SAP-induced reforms in the first quarter of 1994 instituted a free- floating exchange rate policy in Kenya, with the value of the Kenyan shilling thereafter being determined by its supply and demand in international money markets. Prior to the reform, the Kenyan government followed a fixed exchange regime in which the shilling was pegged to the U.S. dollar at a specific rate, subject to alterations only to rectify substantial distortions. Since the introduction of the free-floating exchange regime, the shilling has generally depreciated in relation to the U.S. dollar, meaning it takes increasingly greater quantities of shillings to equal the value of 1 U.S. dollar. In 1995, the exchange rate was averaged at KSh51.430 per US$1, with the rate depreciating to an average of KSh70.326 per US$1 in 1999, and an average of KSh76.93 per US$1 in 2000. The EIU expects that the rate will average at KSh80 per US$1 in 2001, and KSh84 per US$1 in 2002. While
|Exchange rates: Kenya|
|Kenyan shillings (KSh) per US$1|
|SOURCE: CIA World Factbook 2001 [ONLINE].|

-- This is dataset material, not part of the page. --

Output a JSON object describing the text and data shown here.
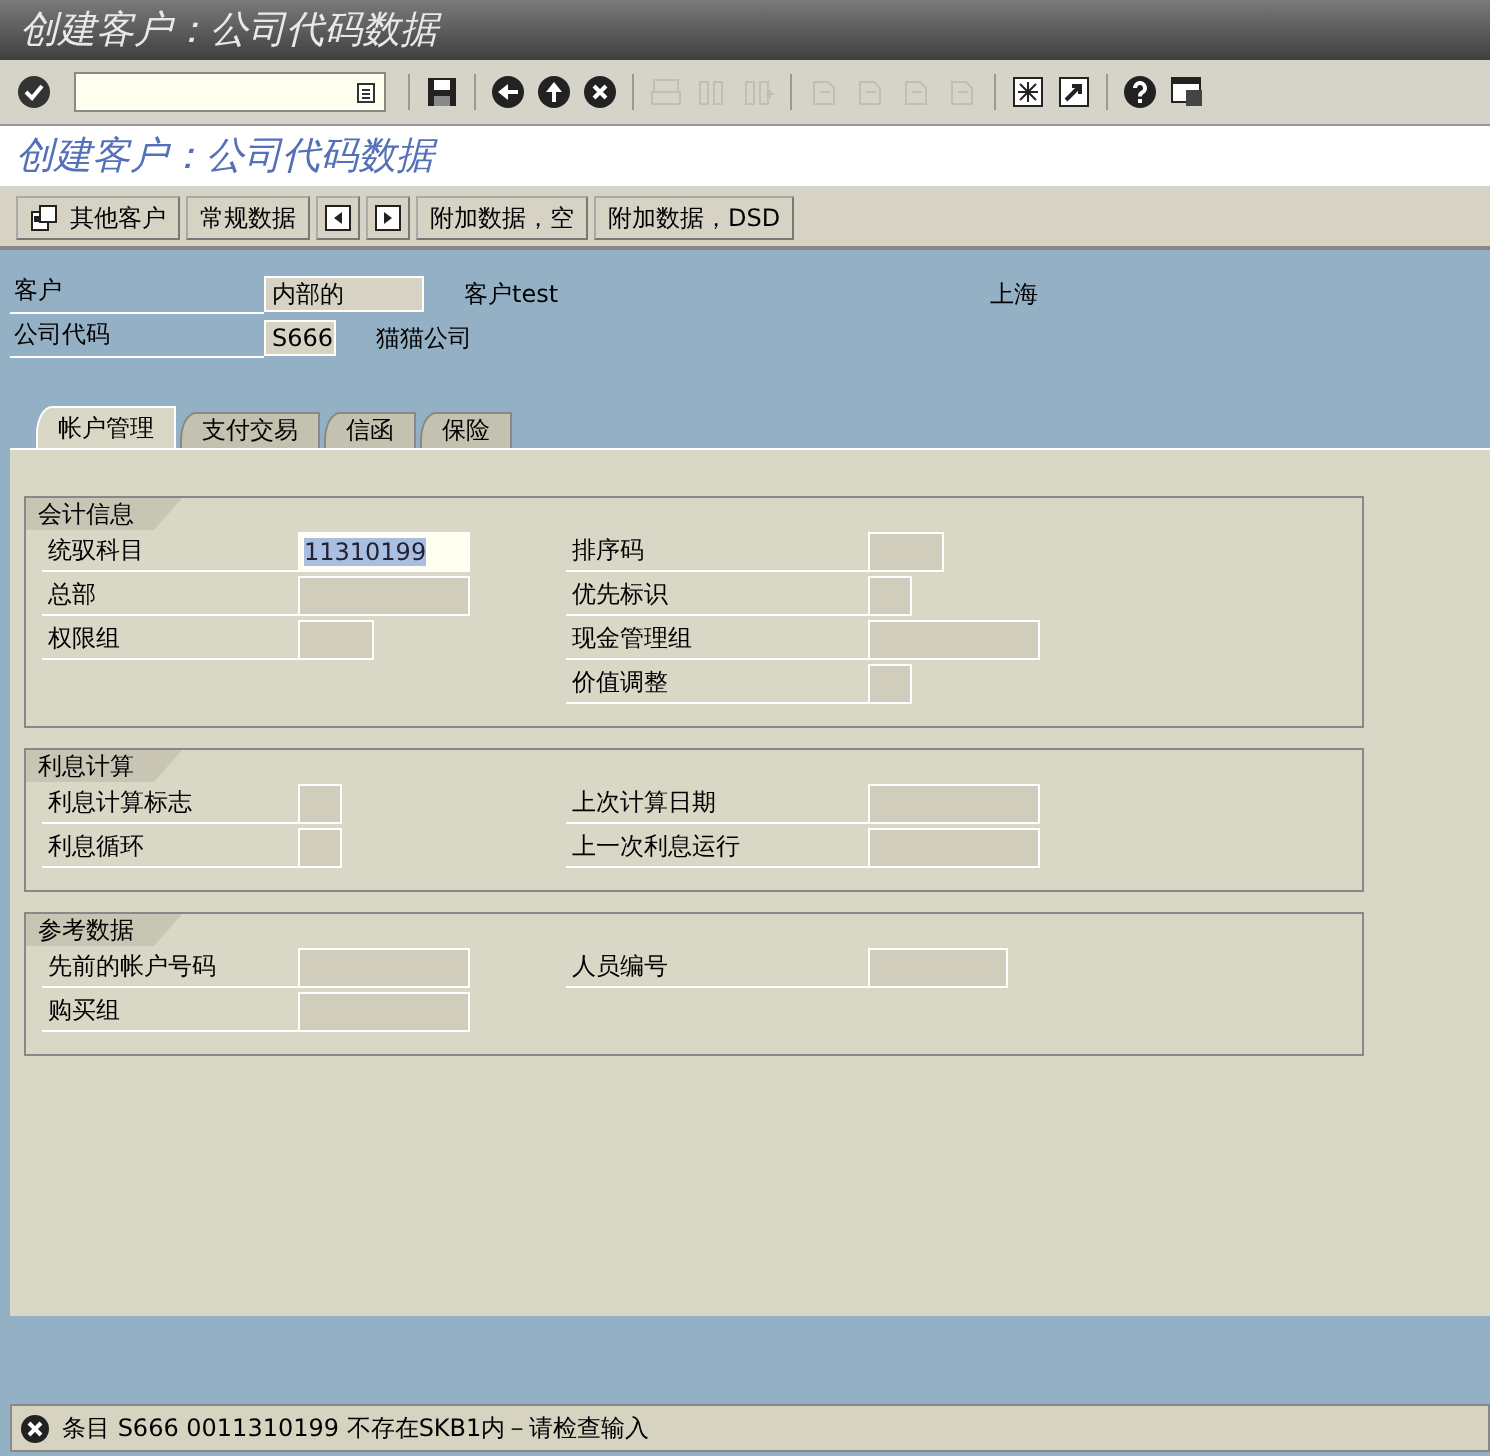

currency depreciation is positive for the exporting sectors of the Kenyan economy, since less foreign money is needed to buy Kenyan exports which thereby renders them more attractive, it has the adverse effect of increasing the prices of imports. For a drought-effected food-importing nation like Kenya, increases in the prices of essential imports can have negative consequences on the poorest segments of the society.